Aim of the task: For the data below, give the number of lines containing "glyph" and nothing more.

■ ■ ■ ■

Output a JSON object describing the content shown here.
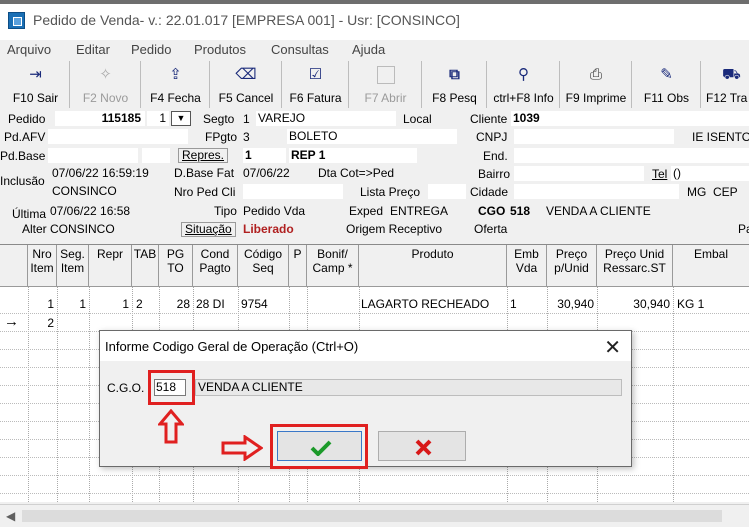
{
  "window": {
    "title": "Pedido de Venda- v.: 22.01.017  [EMPRESA 001] - Usr: [CONSINCO]"
  },
  "menu": [
    "Arquivo",
    "Editar",
    "Pedido",
    "Produtos",
    "Consultas",
    "Ajuda"
  ],
  "toolbar": [
    {
      "label": "F10 Sair",
      "icon": "exit-icon",
      "glyph": "⇥",
      "enabled": true
    },
    {
      "label": "F2 Novo",
      "icon": "new-icon",
      "glyph": "✧",
      "enabled": false
    },
    {
      "label": "F4 Fecha",
      "icon": "close-order-icon",
      "glyph": "⇪",
      "enabled": true
    },
    {
      "label": "F5 Cancel",
      "icon": "cancel-icon",
      "glyph": "⌫",
      "enabled": true
    },
    {
      "label": "F6 Fatura",
      "icon": "invoice-icon",
      "glyph": "☑",
      "enabled": true
    },
    {
      "label": "F7 Abrir",
      "icon": "open-icon",
      "glyph": "",
      "enabled": false
    },
    {
      "label": "F8 Pesq",
      "icon": "binoculars-icon",
      "glyph": "⧉",
      "enabled": true
    },
    {
      "label": "ctrl+F8 Info",
      "icon": "info-icon",
      "glyph": "⚲",
      "enabled": true
    },
    {
      "label": "F9 Imprime",
      "icon": "printer-icon",
      "glyph": "⎙",
      "enabled": true
    },
    {
      "label": "F11 Obs",
      "icon": "notes-icon",
      "glyph": "✎",
      "enabled": true
    },
    {
      "label": "F12 Tra",
      "icon": "truck-icon",
      "glyph": "⛟",
      "enabled": true
    }
  ],
  "form": {
    "pedido_label": "Pedido",
    "pedido_value": "115185",
    "pedido_seq": "1",
    "segto_label": "Segto",
    "segto_value": "1",
    "segto_name": "VAREJO",
    "segto_local": "Local",
    "cliente_label": "Cliente",
    "cliente_value": "1039",
    "pdafv_label": "Pd.AFV",
    "fpgto_label": "FPgto",
    "fpgto_value": "3",
    "fpgto_name": "BOLETO",
    "cnpj_label": "CNPJ",
    "ie_label": "IE ISENTO",
    "pdbase_label": "Pd.Base",
    "repres_button": "Repres.",
    "repres_value": "1",
    "repres_name": "REP 1",
    "end_label": "End.",
    "inclusao_label": "Inclusão",
    "inclusao_date": "07/06/22 16:59:19",
    "inclusao_user": "CONSINCO",
    "dbasefat_label": "D.Base Fat",
    "dbasefat_value": "07/06/22",
    "dtacot_label": "Dta Cot=>Ped",
    "bairro_label": "Bairro",
    "tel_label": "Tel",
    "tel_value": "()",
    "nroped_label": "Nro Ped Cli",
    "listapreco_label": "Lista Preço",
    "cidade_label": "Cidade",
    "uf_value": "MG",
    "cep_label": "CEP",
    "ultima_label": "Última",
    "ultima_value": "07/06/22 16:58",
    "tipo_label": "Tipo",
    "tipo_value": "Pedido Vda",
    "exped_label": "Exped",
    "exped_value": "ENTREGA",
    "cgo_label": "CGO",
    "cgo_value": "518",
    "cgo_name": "VENDA A CLIENTE",
    "alter_label": "Alter",
    "alter_value": "CONSINCO",
    "situacao_button": "Situação",
    "situacao_value": "Liberado",
    "origem_label": "Origem Receptivo",
    "oferta_label": "Oferta",
    "pa_label": "Pa"
  },
  "grid": {
    "headers": [
      "Nro Item",
      "Seg. Item",
      "Repr",
      "TAB",
      "PG TO",
      "Cond Pagto",
      "Código Seq",
      "P",
      "Bonif/ Camp *",
      "Produto",
      "Emb Vda",
      "Preço p/Unid",
      "Preço Unid Ressarc.ST",
      "Embal"
    ],
    "rows": [
      [
        "1",
        "1",
        "1",
        "2",
        "28",
        "28 DI",
        "9754",
        "",
        "",
        "LAGARTO RECHEADO",
        "1",
        "30,940",
        "30,940",
        "KG 1"
      ],
      [
        "2",
        "",
        "",
        "",
        "",
        "",
        "",
        "",
        "",
        "",
        "",
        "",
        "",
        ""
      ]
    ]
  },
  "dialog": {
    "title": "Informe Codigo Geral de Operação    (Ctrl+O)",
    "cgo_label": "C.G.O.",
    "cgo_value": "518",
    "cgo_desc": "VENDA A CLIENTE",
    "ok_icon": "check-icon",
    "cancel_icon": "x-icon"
  },
  "colors": {
    "highlight": "#e02020",
    "ok_green": "#1c9a2a",
    "cancel_red": "#d81818",
    "liberado": "#b02020"
  }
}
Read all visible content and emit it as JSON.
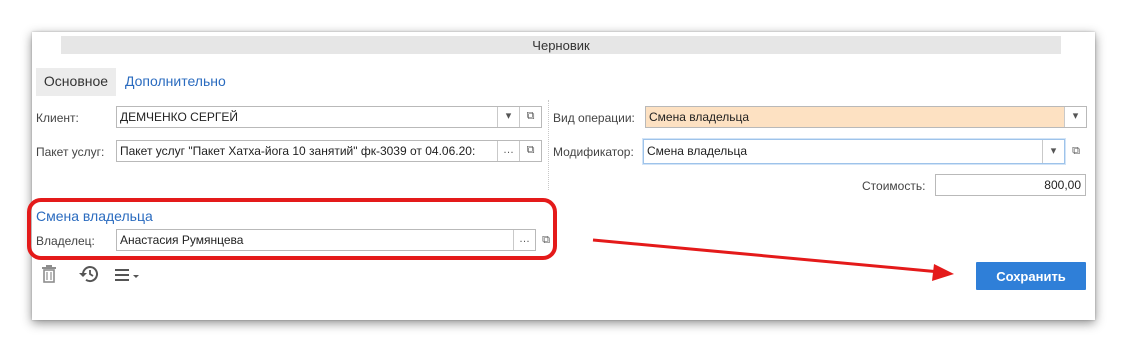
{
  "status": {
    "text": "Черновик"
  },
  "tabs": [
    {
      "label": "Основное",
      "active": true
    },
    {
      "label": "Дополнительно",
      "active": false
    }
  ],
  "form": {
    "client": {
      "label": "Клиент:",
      "value": "ДЕМЧЕНКО СЕРГЕЙ"
    },
    "package": {
      "label": "Пакет услуг:",
      "value": "Пакет услуг \"Пакет Хатха-йога 10 занятий\" фк-3039 от 04.06.20:"
    },
    "operation": {
      "label": "Вид операции:",
      "value": "Смена владельца"
    },
    "modifier": {
      "label": "Модификатор:",
      "value": "Смена владельца"
    },
    "cost": {
      "label": "Стоимость:",
      "value": "800,00"
    }
  },
  "section": {
    "title": "Смена владельца",
    "owner": {
      "label": "Владелец:",
      "value": "Анастасия Румянцева"
    }
  },
  "toolbar": {
    "save_label": "Сохранить"
  },
  "colors": {
    "accent": "#2f7fd8",
    "link": "#2a6bbf",
    "highlight_field": "#fde1c2",
    "annotation": "#e41a1a"
  },
  "icons": {
    "delete": "trash-icon",
    "history": "history-icon",
    "menu": "menu-icon",
    "dropdown": "chevron-down-icon",
    "open": "open-form-icon",
    "select": "ellipsis-icon"
  }
}
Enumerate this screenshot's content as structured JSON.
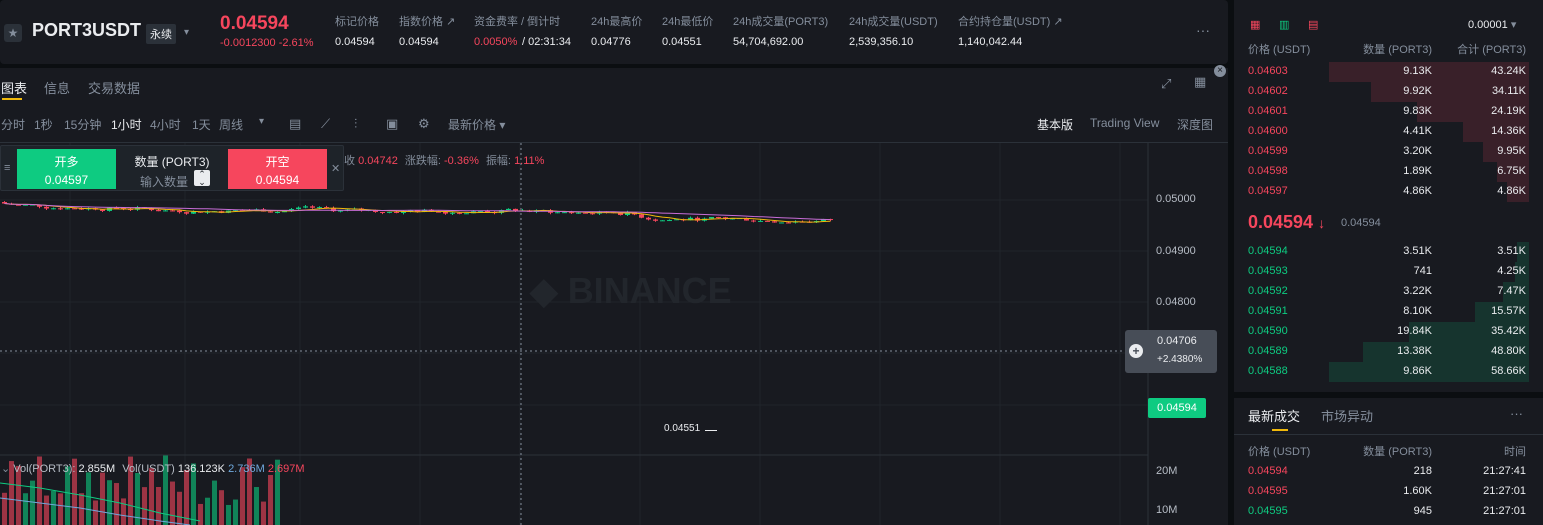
{
  "header": {
    "symbol": "PORT3USDT",
    "badge": "永续",
    "last_price": "0.04594",
    "change": "-0.0012300 -2.61%",
    "stats": [
      {
        "label": "标记价格",
        "value": "0.04594"
      },
      {
        "label": "指数价格 ↗",
        "value": "0.04594"
      },
      {
        "label": "资金费率 / 倒计时",
        "value_rate": "0.0050%",
        "value_count": "/ 02:31:34"
      },
      {
        "label": "24h最高价",
        "value": "0.04776"
      },
      {
        "label": "24h最低价",
        "value": "0.04551"
      },
      {
        "label": "24h成交量(PORT3)",
        "value": "54,704,692.00"
      },
      {
        "label": "24h成交量(USDT)",
        "value": "2,539,356.10"
      },
      {
        "label": "合约持仓量(USDT) ↗",
        "value": "1,140,042.44"
      }
    ]
  },
  "chart_tabs": [
    "图表",
    "信息",
    "交易数据"
  ],
  "timeframes": [
    "分时",
    "1秒",
    "15分钟",
    "1小时",
    "4小时",
    "1天",
    "周线"
  ],
  "price_type": "最新价格",
  "versions": [
    "基本版",
    "Trading View",
    "深度图"
  ],
  "order_widget": {
    "long_label": "开多",
    "long_price": "0.04597",
    "qty_label": "数量 (PORT3)",
    "qty_placeholder": "输入数量",
    "short_label": "开空",
    "short_price": "0.04594"
  },
  "ohlc_info": {
    "close_label": "收",
    "close": "0.04742",
    "chg_label": "涨跌幅:",
    "chg": "-0.36%",
    "amp_label": "振幅:",
    "amp": "1.11%"
  },
  "price_axis": [
    "0.05000",
    "0.04900",
    "0.04800"
  ],
  "crosshair": {
    "price": "0.04706",
    "pct": "+2.4380%"
  },
  "current_price_tag": "0.04594",
  "low_label": "0.04551",
  "vol_legend": {
    "vol_port3_label": "Vol(PORT3):",
    "vol_port3": "2.855M",
    "vol_usdt_label": "Vol(USDT)",
    "vol_usdt": "136.123K",
    "v1": "2.736M",
    "v2": "2.697M"
  },
  "vol_axis": [
    "20M",
    "10M"
  ],
  "orderbook": {
    "tick": "0.00001",
    "headers": [
      "价格 (USDT)",
      "数量 (PORT3)",
      "合计 (PORT3)"
    ],
    "asks": [
      [
        "0.04603",
        "9.13K",
        "43.24K",
        1.0
      ],
      [
        "0.04602",
        "9.92K",
        "34.11K",
        0.79
      ],
      [
        "0.04601",
        "9.83K",
        "24.19K",
        0.56
      ],
      [
        "0.04600",
        "4.41K",
        "14.36K",
        0.33
      ],
      [
        "0.04599",
        "3.20K",
        "9.95K",
        0.23
      ],
      [
        "0.04598",
        "1.89K",
        "6.75K",
        0.16
      ],
      [
        "0.04597",
        "4.86K",
        "4.86K",
        0.11
      ]
    ],
    "mid_price": "0.04594",
    "mid_mark": "0.04594",
    "bids": [
      [
        "0.04594",
        "3.51K",
        "3.51K",
        0.06
      ],
      [
        "0.04593",
        "741",
        "4.25K",
        0.07
      ],
      [
        "0.04592",
        "3.22K",
        "7.47K",
        0.13
      ],
      [
        "0.04591",
        "8.10K",
        "15.57K",
        0.27
      ],
      [
        "0.04590",
        "19.84K",
        "35.42K",
        0.6
      ],
      [
        "0.04589",
        "13.38K",
        "48.80K",
        0.83
      ],
      [
        "0.04588",
        "9.86K",
        "58.66K",
        1.0
      ]
    ]
  },
  "trades": {
    "tabs": [
      "最新成交",
      "市场异动"
    ],
    "headers": [
      "价格 (USDT)",
      "数量 (PORT3)",
      "时间"
    ],
    "rows": [
      [
        "0.04594",
        "218",
        "21:27:41",
        "down"
      ],
      [
        "0.04595",
        "1.60K",
        "21:27:01",
        "down"
      ],
      [
        "0.04595",
        "945",
        "21:27:01",
        "up"
      ]
    ]
  },
  "colors": {
    "up": "#0ecb81",
    "down": "#f6465d",
    "accent": "#f0b90b"
  }
}
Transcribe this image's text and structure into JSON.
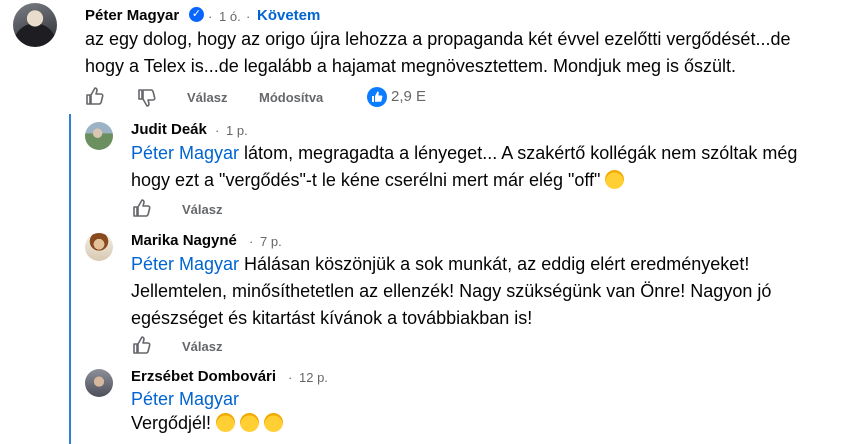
{
  "main_comment": {
    "author": "Péter Magyar",
    "time": "1 ó.",
    "follow_label": "Követem",
    "text": "az egy dolog, hogy az origo újra lehozza a propaganda két évvel ezelőtti vergődését...de hogy a Telex is...de legalább a hajamat megnövesztettem. Mondjuk meg is őszült.",
    "reply_label": "Válasz",
    "edited_label": "Módosítva",
    "reaction_count": "2,9 E"
  },
  "replies": [
    {
      "author": "Judit Deák",
      "time": "1 p.",
      "mention": "Péter Magyar",
      "text": " látom, megragadta a lényeget... A szakértő kollégák nem szóltak még hogy ezt a \"vergődés\"-t le kéne cserélni mert már elég \"off\"",
      "reply_label": "Válasz"
    },
    {
      "author": "Marika Nagyné",
      "time": "7 p.",
      "mention": "Péter Magyar",
      "text": " Hálásan köszönjük a sok munkát, az eddig elért eredményeket! Jellemtelen, minősíthetetlen az ellenzék! Nagy szükségünk van Önre! Nagyon jó egészséget és kitartást kívánok a továbbiakban is!",
      "reply_label": "Válasz"
    },
    {
      "author": "Erzsébet Dombovári",
      "time": "12 p.",
      "mention": "Péter Magyar",
      "text": "Vergődjél!"
    }
  ],
  "icons": {
    "like": "thumbs-up-icon",
    "dislike": "thumbs-down-icon",
    "verified": "verified-badge-icon",
    "reaction": "like-reaction-icon",
    "emoji": "laughing-emoji-icon"
  },
  "colors": {
    "link": "#0064d1",
    "thread_line": "#2d7fd8",
    "reaction_blue": "#0a7cff"
  }
}
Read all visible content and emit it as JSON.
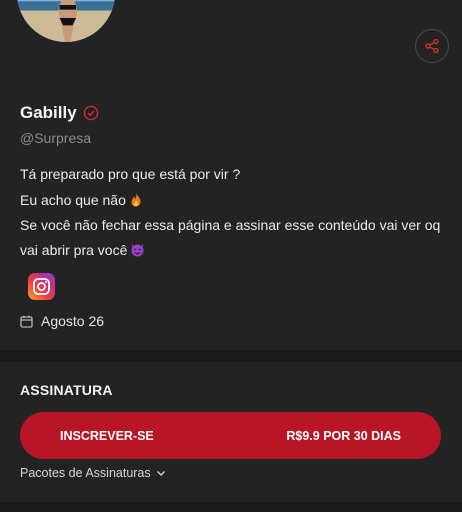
{
  "profile": {
    "name": "Gabilly",
    "handle": "@Surpresa",
    "bio": [
      {
        "text": "Tá preparado pro que está por vir ?",
        "emoji": ""
      },
      {
        "text": "Eu acho que não",
        "emoji": "fire"
      },
      {
        "text": "Se você não fechar essa página e assinar esse conteúdo vai ver oq vai abrir pra você",
        "emoji": "devil"
      }
    ],
    "date": "Agosto 26"
  },
  "subscription": {
    "title": "ASSINATURA",
    "button_label": "INSCREVER-SE",
    "price_label": "R$9.9 POR 30 DIAS",
    "packages_label": "Pacotes de Assinaturas"
  },
  "colors": {
    "background": "#232323",
    "accent": "#b81626",
    "verified": "#d42b3a"
  },
  "icons": {
    "share": "share-icon",
    "verified": "verified-badge-icon",
    "instagram": "instagram-icon",
    "calendar": "calendar-icon",
    "chevron": "chevron-down-icon"
  }
}
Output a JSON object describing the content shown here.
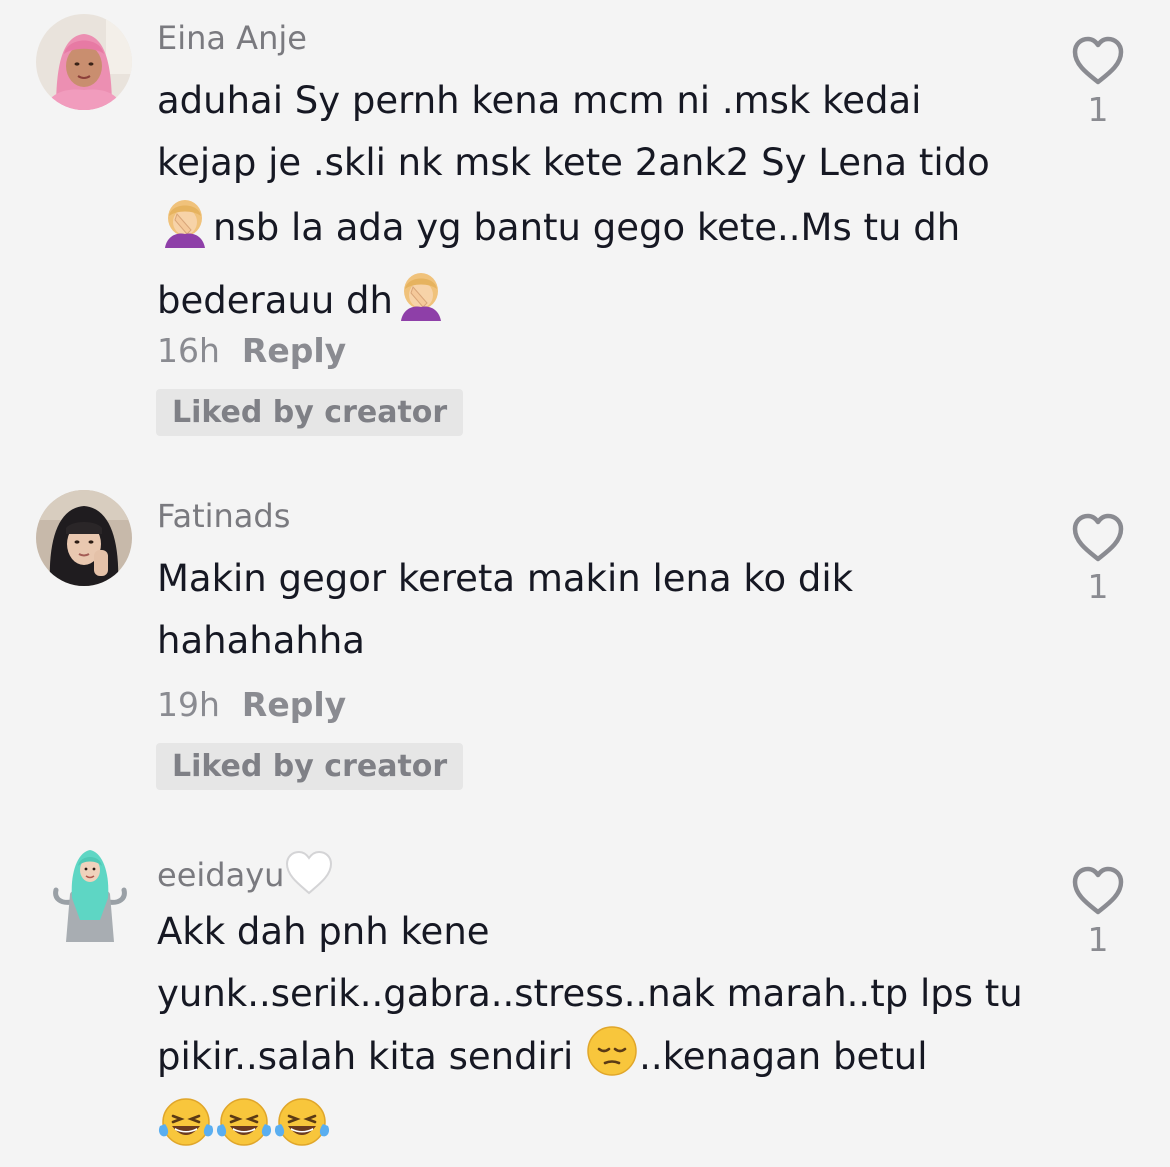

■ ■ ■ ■

Output for this task: 11